Finally, what about SproutCore's pure Javascript approach? Frankly, I don't have an opinion. I have read good things about this project, but I did not look into it. From what I have read so far, SproutCore seems to be the only interesting, non-plugin-based alternative to Cappuccino at this time.

How hard is it to learn Objective-J & Cappuccino?

If you have previous programming experience on Mac OS X you will be having a warm, welcoming feeling, I guess. The language syntax looks identical to Objective-C, as far as I can tell, except for the fact that the "subclassed" core language is Javascript, not C.

The Cappuccino framework classes look like their Cocoa counterparts. The classes just have a "CP" prefix, instead of "NS" ("CPView" vs "NSView").

For developers without Objective-C/Cocoa background - like me - things are harder. I found the learning curve to be steep. Not so much due to unusual complexity, or weirdness, of the language and the framework, but rather because of the sheer amount of framework methods to be learned.

After having written a few thousand lines of code in Objective-J, I really do like the language. To me, Objective-J is elegant, transparent, and makes it easy to keep things in order and maintainable. Despite the fact that I have been exposed to Javascript for many years, as long as I have a choice, from now on I will always prefer Objective-J.

The Cappuccino framework, however, needs more time to understand. Its graphics capabilities are enormous, and so is the list of available methods, classes, selectors, nuts, and bolts. Francisco Tolmasky (Cappuccino lead developer) recommended Aaron Hillegass' book "Cocoa Programming for Mac OS X" to me, and I am looking forward to read it when it finally arrives at the office.

I now have about two weeks of Cappuccino under my belt, and that exposure was sufficient enough to write my first ~1500 line demo application, Cappuccino UI One, from scratch (well, to be frank, I ransacked all demo codes I could lay hands on).

I still have not played with all the whistles and bells the Cappuccino framework offers, but by now I feel confident enough to develop the user interfaces on new client projects in Objective-J.

What else is in the Cappuccino pipe?

A thing called "Atlas", which will be released soon, hopefully. Atlas is a UI builder written in Objective-J that runs inside a browser window. Intuitively use your mouse to create user interfaces, instead of typing all the programming code by hand.

By the way, if you have access to an Apple computer, you can use Interface Builder today already.

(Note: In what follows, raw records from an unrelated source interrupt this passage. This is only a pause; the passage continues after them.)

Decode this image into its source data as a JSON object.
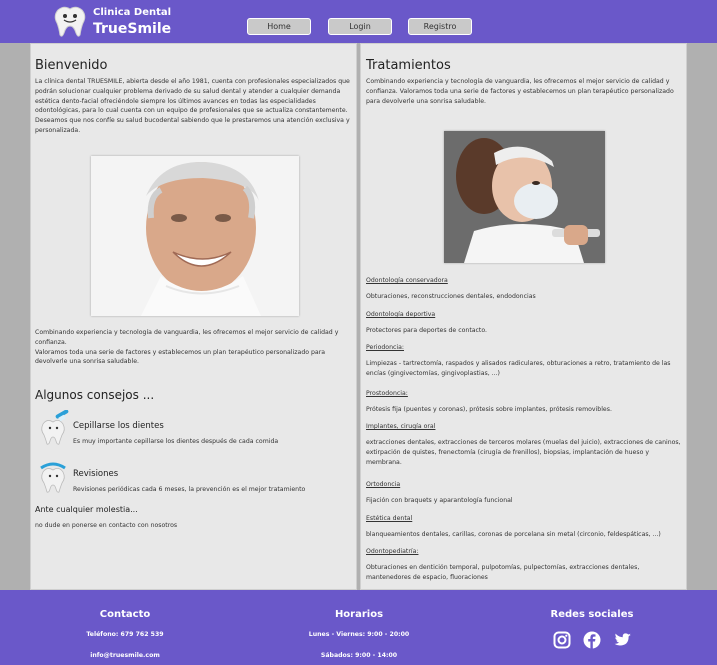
{
  "header": {
    "brand_small": "Clinica Dental",
    "brand_big": "TrueSmile",
    "nav": {
      "home": "Home",
      "login": "Login",
      "registro": "Registro"
    }
  },
  "left": {
    "title": "Bienvenido",
    "intro": "La clínica dental TRUESMILE, abierta desde el año 1981, cuenta con profesionales especializados que podrán solucionar cualquier problema derivado de su salud dental y atender a cualquier demanda estética dento-facial ofreciéndole siempre los últimos avances en todas las especialidades odontológicas, para lo cual cuenta con un equipo de profesionales que se actualiza constantemente. Deseamos que nos confíe su salud bucodental sabiendo que le prestaremos una atención exclusiva y personalizada.",
    "para2": "Combinando experiencia y tecnología de vanguardia, les ofrecemos el mejor servicio de calidad y confianza.\nValoramos toda una serie de factores y establecemos un plan terapéutico personalizado para devolverle una sonrisa saludable.",
    "consejos_title": "Algunos consejos ...",
    "tip1_title": "Cepillarse los dientes",
    "tip1_text": "Es muy importante cepillarse los dientes después de cada comida",
    "tip2_title": "Revisiones",
    "tip2_text": "Revisiones periódicas cada 6 meses, la prevención es el mejor tratamiento",
    "molestia_title": "Ante cualquier molestia...",
    "molestia_text": "no dude en ponerse en contacto con nosotros"
  },
  "right": {
    "title": "Tratamientos",
    "intro": "Combinando experiencia y tecnología de vanguardia, les ofrecemos el mejor servicio de calidad y confianza. Valoramos toda una serie de factores y establecemos un plan terapéutico personalizado para devolverle una sonrisa saludable.",
    "treatments": [
      {
        "title": "Odontología conservadora",
        "desc": "Obturaciones, reconstrucciones dentales, endodoncias"
      },
      {
        "title": "Odontología deportiva",
        "desc": "Protectores para deportes de contacto."
      },
      {
        "title": "Periodoncia:",
        "desc": "Limpiezas - tartrectomía, raspados y alisados radiculares, obturaciones a retro, tratamiento de las encías (gingivectomías, gingivoplastias, ...)"
      },
      {
        "title": "Prostodoncia:",
        "desc": "Prótesis fija (puentes y coronas), prótesis sobre implantes, prótesis removibles."
      },
      {
        "title": "Implantes, cirugía oral",
        "desc": "extracciones dentales, extracciones de terceros molares (muelas del juicio), extracciones de caninos, extirpación de quistes, frenectomía (cirugía de frenillos), biopsias, implantación de hueso y membrana."
      },
      {
        "title": "Ortodoncia",
        "desc": "Fijación con braquets y aparantología funcional"
      },
      {
        "title": "Estética dental",
        "desc": "blanqueamientos dentales, carillas, coronas de porcelana sin metal (circonio, feldespáticas, ...)"
      },
      {
        "title": "Odontopediatría:",
        "desc": "Obturaciones en dentición temporal, pulpotomías, pulpectomías, extracciones dentales, mantenedores de espacio, fluoraciones"
      }
    ]
  },
  "footer": {
    "contacto_title": "Contacto",
    "telefono": "Teléfono: 679 762 539",
    "email": "info@truesmile.com",
    "horarios_title": "Horarios",
    "horario1": "Lunes - Viernes: 9:00 - 20:00",
    "horario2": "Sábados: 9:00 - 14:00",
    "redes_title": "Redes sociales",
    "social_icons": [
      "instagram-icon",
      "facebook-icon",
      "twitter-icon"
    ]
  },
  "colors": {
    "brand": "#6a58c9",
    "panel": "#e8e8e8",
    "side": "#b0b0b0"
  }
}
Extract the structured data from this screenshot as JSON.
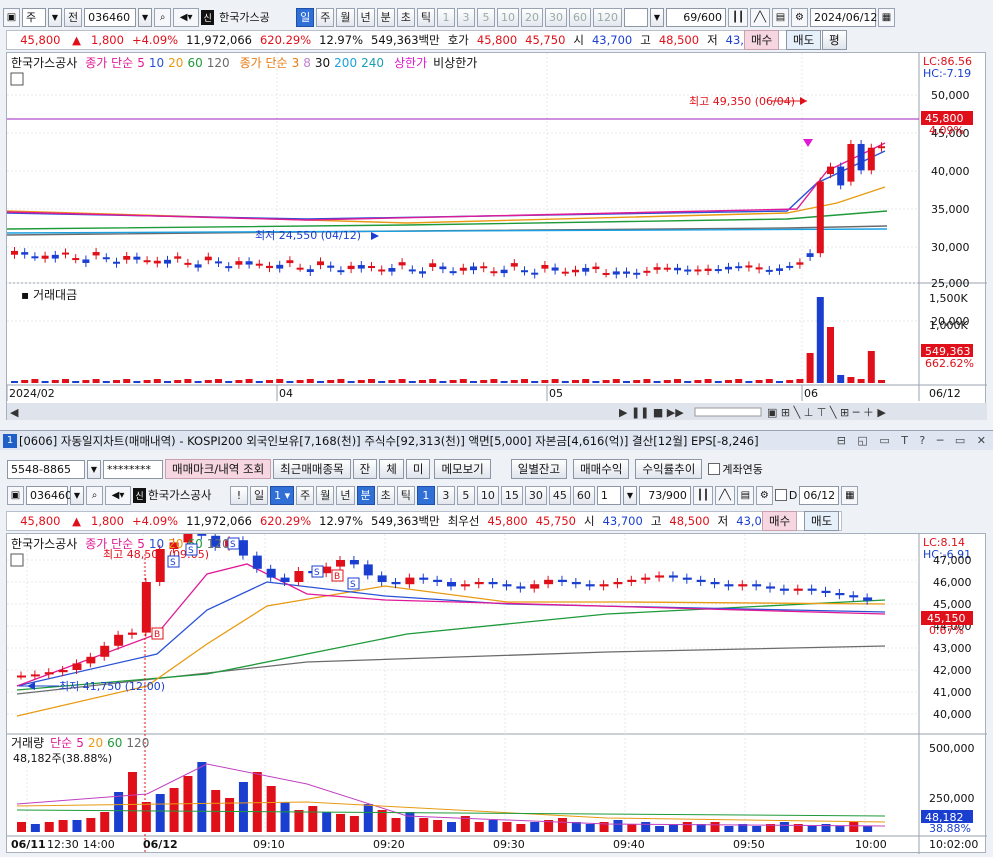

IB is a graphical software tool to create UIs on Mac OS X, which can then be converted to Cappuccino/Objective-J by the "nib2cib" tool (part of the Cappuccino Tools). You may think of it as "pre-manufactured" UI development: Create the UI on Mac OS X, convert it to Cappuccino, and finish the application logic on your web development server.

Where on Earth can I find more information?

Here are some links I came across in the last few weeks:

How can I contact the author of this page?

Please use the contact page to send me a message online, or send email to .

Have fun!

Hope my Objective-J demo code can help you getting started with Objective-J.

Thanks for reading,